Work task: Nothing but the pictures should be left out when the entries below are duplicated.

Data records for software interfaces
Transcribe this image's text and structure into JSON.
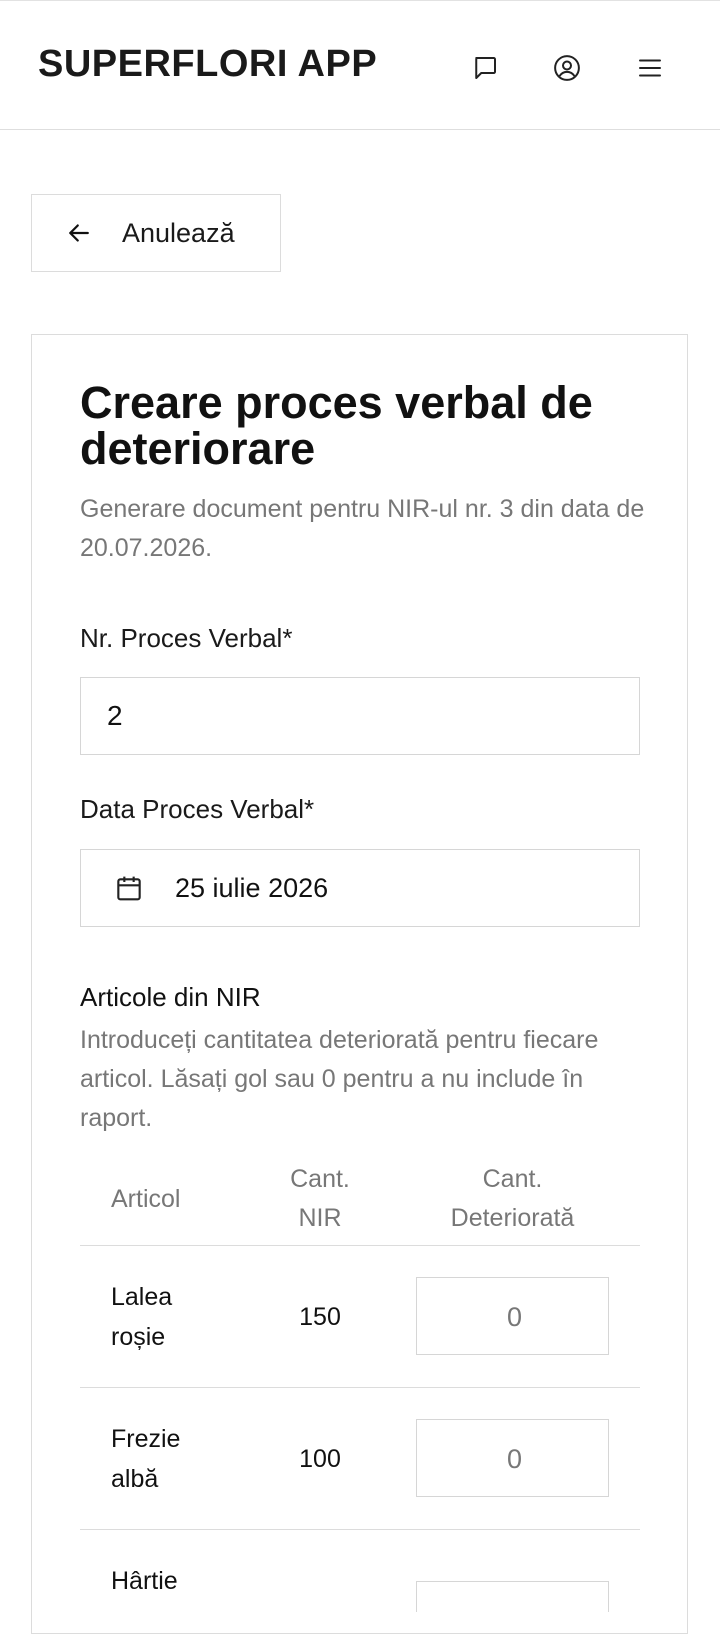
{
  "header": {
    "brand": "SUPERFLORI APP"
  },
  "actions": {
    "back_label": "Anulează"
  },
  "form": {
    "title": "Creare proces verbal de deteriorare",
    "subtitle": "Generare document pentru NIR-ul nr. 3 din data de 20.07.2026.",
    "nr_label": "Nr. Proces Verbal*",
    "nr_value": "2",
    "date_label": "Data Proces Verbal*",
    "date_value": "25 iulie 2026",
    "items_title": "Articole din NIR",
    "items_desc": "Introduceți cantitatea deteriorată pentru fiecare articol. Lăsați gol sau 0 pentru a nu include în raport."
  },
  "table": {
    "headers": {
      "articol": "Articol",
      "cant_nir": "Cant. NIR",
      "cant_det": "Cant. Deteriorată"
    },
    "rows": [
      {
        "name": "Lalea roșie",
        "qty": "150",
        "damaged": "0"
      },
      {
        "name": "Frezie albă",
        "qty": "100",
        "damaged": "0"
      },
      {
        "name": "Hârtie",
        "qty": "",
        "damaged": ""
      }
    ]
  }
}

Reply:
Transcribe this image's text and structure into JSON.
{
  "header": {
    "brand": "SUPERFLORI APP"
  },
  "actions": {
    "back_label": "Anulează"
  },
  "form": {
    "title": "Creare proces verbal de deteriorare",
    "subtitle": "Generare document pentru NIR-ul nr. 3 din data de 20.07.2026.",
    "nr_label": "Nr. Proces Verbal*",
    "nr_value": "2",
    "date_label": "Data Proces Verbal*",
    "date_value": "25 iulie 2026",
    "items_title": "Articole din NIR",
    "items_desc": "Introduceți cantitatea deteriorată pentru fiecare articol. Lăsați gol sau 0 pentru a nu include în raport."
  },
  "table": {
    "headers": {
      "articol": "Articol",
      "cant_nir": "Cant. NIR",
      "cant_det": "Cant. Deteriorată"
    },
    "rows": [
      {
        "name": "Lalea roșie",
        "qty": "150",
        "damaged": "0"
      },
      {
        "name": "Frezie albă",
        "qty": "100",
        "damaged": "0"
      },
      {
        "name": "Hârtie",
        "qty": "",
        "damaged": ""
      }
    ]
  }
}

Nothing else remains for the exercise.